Aim of the task. From the listing below, return each line that includes "time".

Records to use.
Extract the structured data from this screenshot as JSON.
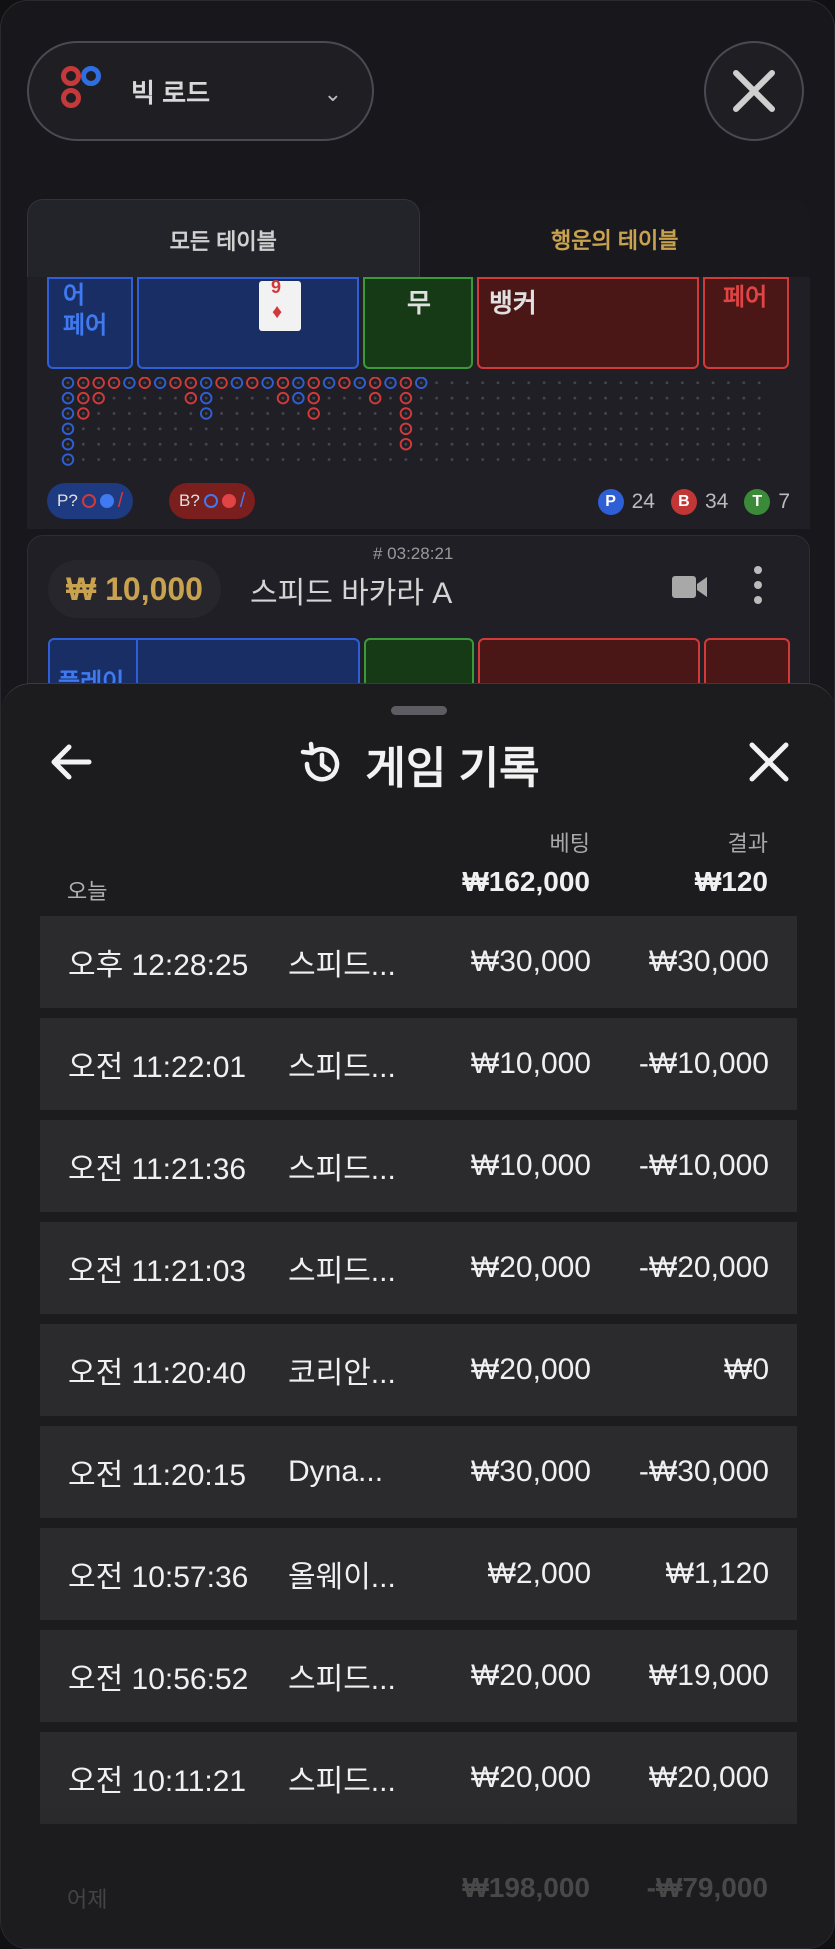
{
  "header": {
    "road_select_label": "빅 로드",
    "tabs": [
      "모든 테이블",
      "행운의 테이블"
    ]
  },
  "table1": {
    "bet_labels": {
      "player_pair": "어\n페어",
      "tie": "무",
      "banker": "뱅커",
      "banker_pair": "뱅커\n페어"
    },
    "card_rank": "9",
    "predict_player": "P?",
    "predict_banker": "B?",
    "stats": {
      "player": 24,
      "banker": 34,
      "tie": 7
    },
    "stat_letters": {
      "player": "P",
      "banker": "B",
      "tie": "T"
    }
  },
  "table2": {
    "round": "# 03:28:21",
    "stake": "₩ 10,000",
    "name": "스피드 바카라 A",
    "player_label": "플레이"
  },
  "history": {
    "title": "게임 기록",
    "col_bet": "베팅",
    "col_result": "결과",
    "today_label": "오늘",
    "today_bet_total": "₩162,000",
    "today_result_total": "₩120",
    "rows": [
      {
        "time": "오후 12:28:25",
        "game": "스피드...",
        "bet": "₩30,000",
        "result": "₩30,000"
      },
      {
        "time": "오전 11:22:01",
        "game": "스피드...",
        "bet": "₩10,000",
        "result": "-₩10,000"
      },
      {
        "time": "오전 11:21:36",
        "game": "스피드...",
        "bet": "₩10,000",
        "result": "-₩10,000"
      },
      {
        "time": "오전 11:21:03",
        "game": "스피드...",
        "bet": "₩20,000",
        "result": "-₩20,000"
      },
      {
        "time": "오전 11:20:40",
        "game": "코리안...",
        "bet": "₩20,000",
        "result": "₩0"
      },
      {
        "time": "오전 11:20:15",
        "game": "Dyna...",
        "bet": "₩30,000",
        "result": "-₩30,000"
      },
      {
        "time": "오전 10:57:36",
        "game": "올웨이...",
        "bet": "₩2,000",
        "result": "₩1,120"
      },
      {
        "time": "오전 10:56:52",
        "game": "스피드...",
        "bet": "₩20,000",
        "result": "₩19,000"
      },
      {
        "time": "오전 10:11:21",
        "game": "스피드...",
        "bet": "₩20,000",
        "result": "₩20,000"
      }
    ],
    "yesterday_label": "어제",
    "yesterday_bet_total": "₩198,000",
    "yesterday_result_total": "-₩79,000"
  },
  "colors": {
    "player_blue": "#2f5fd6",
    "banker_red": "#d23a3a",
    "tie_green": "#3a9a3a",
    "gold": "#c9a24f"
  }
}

Solution.
        "time": "오후 12:28:25",
        "time": "오전 11:22:01",
        "time": "오전 11:21:36",
        "time": "오전 11:21:03",
        "time": "오전 11:20:40",
        "time": "오전 11:20:15",
        "time": "오전 10:57:36",
        "time": "오전 10:56:52",
        "time": "오전 10:11:21",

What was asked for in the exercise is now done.